0.26%
The 3-Month Treasury Bill is the rate managed by the Federal Reserve through the Fed Funds Rate as the base price of borrowing money in the short-term. It is used in determining the yield spread, which predicts the likelihood of a recession one year forward. The posted rate is the monthly average for the listed month. Rates are released with a 1-2 month reporting delay.

6-Month Treasury Bill

Chart: 6-month Treasury Bill

Chart update 02/17/17
 Jan 2017
0.61%
Dec 2016
0.63%
Jan 2016
0.43%

The six-month T-Bill rate is one of several indices used by lenders to periodically adjust the adjustable rate mortgage (ARM) rate. The adjusted rate equals the indexed rate (at the time of adjustment or an average of several prior rates) plus the lender’s profit margin. The posted rate is the monthly average for the listed month. Rates are released with a 1-2 month reporting delay.

Treasury Securities Average Yield — 1-Year Constant Maturity

Chart: Treasury Securities

Chart update 02/03/17
Jan 2017
0.83%
Dec 2016
0.87%
Jan 2016
0.54%
This index is one of several indexes used by lenders as stated in their ARM note to periodically adjust the note’s interest rate.The ARM interest rate equals T-Bill yield, plus the lender’s profit margin. The index is an average of T-Bill yields with maturities adjusted to one year.

12-Month Treasury Average

Chart: 12-month Treasury Average

Chart update 02/17/17
Jan 2017
0.64%
Dec 2016
0.61%
Jan 2016
0.35%
This index is one of several indexes used by lenders as stated in their ARM note to periodically adjust the note’s interest rate. This figure is an average of the one-year T-Bill rates for the past 12 months.The ARM interest rate equals the 12-Month Treasury Average yield plus the lender’s profit margin. There is a one-two month lag in data reporting for the 12-Month Treasury Average.

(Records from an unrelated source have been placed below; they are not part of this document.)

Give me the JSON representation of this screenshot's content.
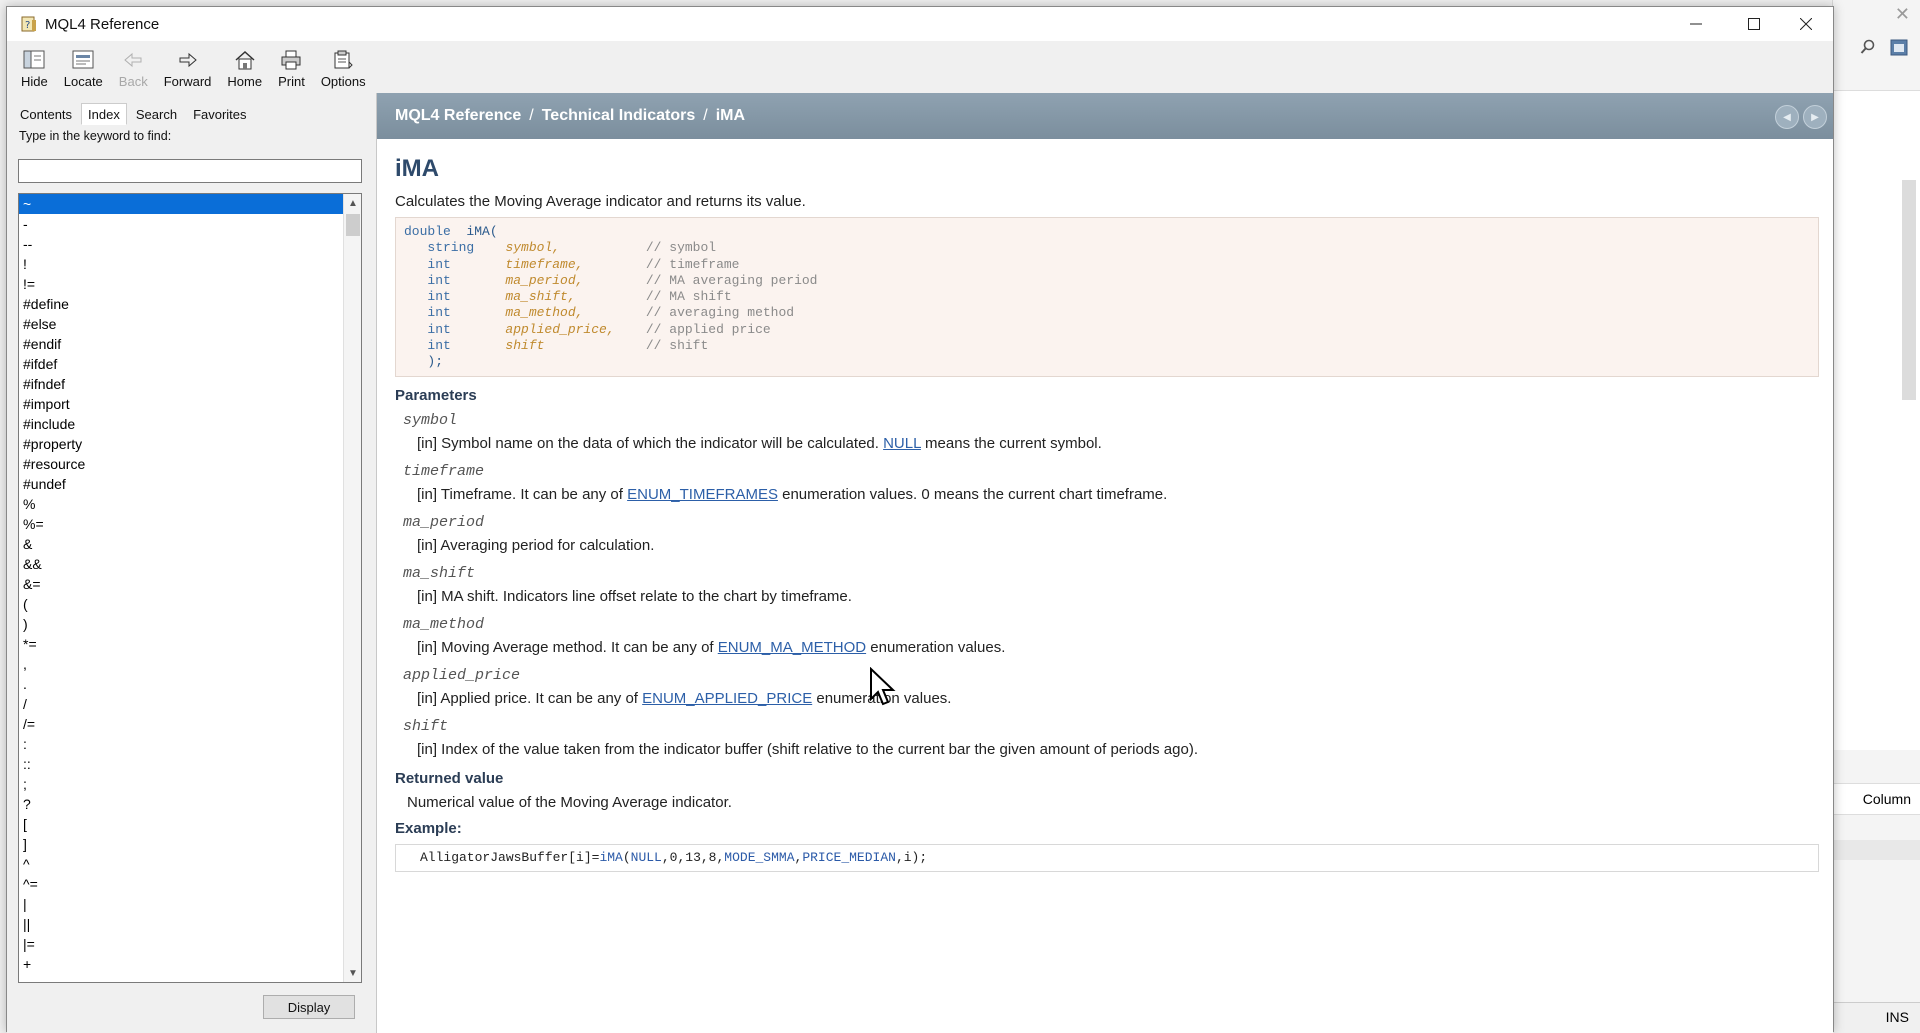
{
  "window": {
    "title": "MQL4 Reference",
    "minimize": "—",
    "maximize": "☐",
    "close": "✕"
  },
  "toolbar": {
    "hide": "Hide",
    "locate": "Locate",
    "back": "Back",
    "forward": "Forward",
    "home": "Home",
    "print": "Print",
    "options": "Options"
  },
  "nav": {
    "tabs": [
      "Contents",
      "Index",
      "Search",
      "Favorites"
    ],
    "keyword_label": "Type in the keyword to find:",
    "keyword_value": "",
    "index_items": [
      "~",
      "-",
      "--",
      "!",
      "!=",
      "#define",
      "#else",
      "#endif",
      "#ifdef",
      "#ifndef",
      "#import",
      "#include",
      "#property",
      "#resource",
      "#undef",
      "%",
      "%=",
      "&",
      "&&",
      "&=",
      "(",
      ")",
      "*=",
      ",",
      ".",
      "/",
      "/=",
      ":",
      "::",
      ";",
      "?",
      "[",
      "]",
      "^",
      "^=",
      "|",
      "||",
      "|=",
      "+"
    ],
    "display_button": "Display"
  },
  "doc": {
    "breadcrumb": [
      "MQL4 Reference",
      "Technical Indicators",
      "iMA"
    ],
    "title": "iMA",
    "description": "Calculates the Moving Average indicator and returns its value.",
    "signature": {
      "return_type": "double",
      "func_name": "iMA(",
      "params": [
        {
          "type": "string",
          "name": "symbol,",
          "comment": "// symbol"
        },
        {
          "type": "int",
          "name": "timeframe,",
          "comment": "// timeframe"
        },
        {
          "type": "int",
          "name": "ma_period,",
          "comment": "// MA averaging period"
        },
        {
          "type": "int",
          "name": "ma_shift,",
          "comment": "// MA shift"
        },
        {
          "type": "int",
          "name": "ma_method,",
          "comment": "// averaging method"
        },
        {
          "type": "int",
          "name": "applied_price,",
          "comment": "// applied price"
        },
        {
          "type": "int",
          "name": "shift",
          "comment": "// shift"
        }
      ],
      "close": ");"
    },
    "parameters_title": "Parameters",
    "parameters": [
      {
        "name": "symbol",
        "pre": "[in]  Symbol name on the data of which the indicator will be calculated. ",
        "link": "NULL",
        "post": " means the current symbol."
      },
      {
        "name": "timeframe",
        "pre": "[in]  Timeframe. It can be any of ",
        "link": "ENUM_TIMEFRAMES",
        "post": " enumeration values. 0 means the current chart timeframe."
      },
      {
        "name": "ma_period",
        "pre": "[in]  Averaging period for calculation.",
        "link": "",
        "post": ""
      },
      {
        "name": "ma_shift",
        "pre": "[in]  MA shift. Indicators line offset relate to the chart by timeframe.",
        "link": "",
        "post": ""
      },
      {
        "name": "ma_method",
        "pre": "[in]  Moving Average method. It can be any of ",
        "link": "ENUM_MA_METHOD",
        "post": " enumeration values."
      },
      {
        "name": "applied_price",
        "pre": "[in]  Applied price. It can be any of ",
        "link": "ENUM_APPLIED_PRICE",
        "post": " enumeration values."
      },
      {
        "name": "shift",
        "pre": "[in]  Index of the value taken from the indicator buffer (shift relative to the current bar the given amount of periods ago).",
        "link": "",
        "post": ""
      }
    ],
    "returned_title": "Returned value",
    "returned_text": "Numerical value of the Moving Average indicator.",
    "example_title": "Example:",
    "example": {
      "lhs": "AlligatorJawsBuffer[i]=",
      "func": "iMA",
      "args_open": "(",
      "a1": "NULL",
      "a2": ",0,13,8,",
      "a3": "MODE_SMMA",
      "a4": ",",
      "a5": "PRICE_MEDIAN",
      "a6": ",i);"
    }
  },
  "background_app": {
    "column_label": "Column",
    "status": "INS"
  },
  "colors": {
    "header_bg": "#8597a6",
    "selection": "#0a6ed8",
    "link": "#2c5fa8",
    "code_bg": "#fbf3ef"
  }
}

Cost of Funds Index (COFI) (11th FHLBB District)

Chart: Cost of Funds

Chart update 02/24/17
Jan 2017
0.60%
Dec 2016
0.60%
Jan 2016
0.66%
This index is one of several indexes used by lenders to periodically adjust the interest rate on an ARM note. The ARM interest rate equals Cost of Funds Index, plus the lender’s profit margin. Current index reflects the cost of funds two months’ prior in the United States-West.

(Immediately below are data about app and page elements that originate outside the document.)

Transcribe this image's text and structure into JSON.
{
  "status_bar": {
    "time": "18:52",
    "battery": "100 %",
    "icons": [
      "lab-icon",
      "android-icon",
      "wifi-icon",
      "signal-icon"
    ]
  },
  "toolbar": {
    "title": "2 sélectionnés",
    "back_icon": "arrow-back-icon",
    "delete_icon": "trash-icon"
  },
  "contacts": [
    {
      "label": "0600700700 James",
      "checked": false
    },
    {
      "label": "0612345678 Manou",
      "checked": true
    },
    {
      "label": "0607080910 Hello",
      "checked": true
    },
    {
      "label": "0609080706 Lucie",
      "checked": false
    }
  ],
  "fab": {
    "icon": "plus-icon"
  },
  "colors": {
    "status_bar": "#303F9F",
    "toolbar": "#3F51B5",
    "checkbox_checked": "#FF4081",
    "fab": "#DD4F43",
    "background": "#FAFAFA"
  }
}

London Inter-Bank Offered Rate

Chart: LIBOR

Chart update 02/24/17
1 Month
0.78%
6 Month
1.36%
1 Year
1.74%
This index is one of several indexes used by lenders as stated in their ARM note to periodically adjust the note’s interest rate.The ARM interest rate equals the LIBOR rate plus the lender’s profit margin. The rate is set by the banks in London, England.

Applicable Federal Rates

Chart: App Fed Rates

Chart update 12/01/16
Short (3 years or less)
Dec 2016
0.55%
Medium (3 to 9 years)
Dec 2016
1.09%
Long (9+ years)
Dec 2016
1.66%
These rates determine minimum interest yield reportable on carryback financing. The AFR category is determined by the carryback due date. *Rates are for monthly payments.

Rate Analysis for Private Lender Section 32 Reg-Z Loans

Data courtesy Federal Reserve

Chart update 03/24/17

Month* 6-Month 1-Year 2-Year 3-Year 5-Year 7-Year
Feb 2017 0.65% 0.82% 1.20% 1.47% 1.90% 2.22%
On junior trust deed loans, a margin of 5 – 8% points is added to the Index Figure (Cost-of-Funds Rate) for the maturity date of a Treasury bill equal in length to the payoff date of the loan to set the Section 32 threshold for term limitations. With this in mind, if the percentage of the total loan amount represented by points and fees is greater than the applicable Federal Securities Rate plus ten percentage points, additional disclosures, limitations and prohibitions are triggered by Regulation Z (Reg-Z) Section 32. [See RPI Form 223-1: Points and Fees Test and Form 223: Supplemental Truth-in-Lending Section 32 Disclosure]
Related articles: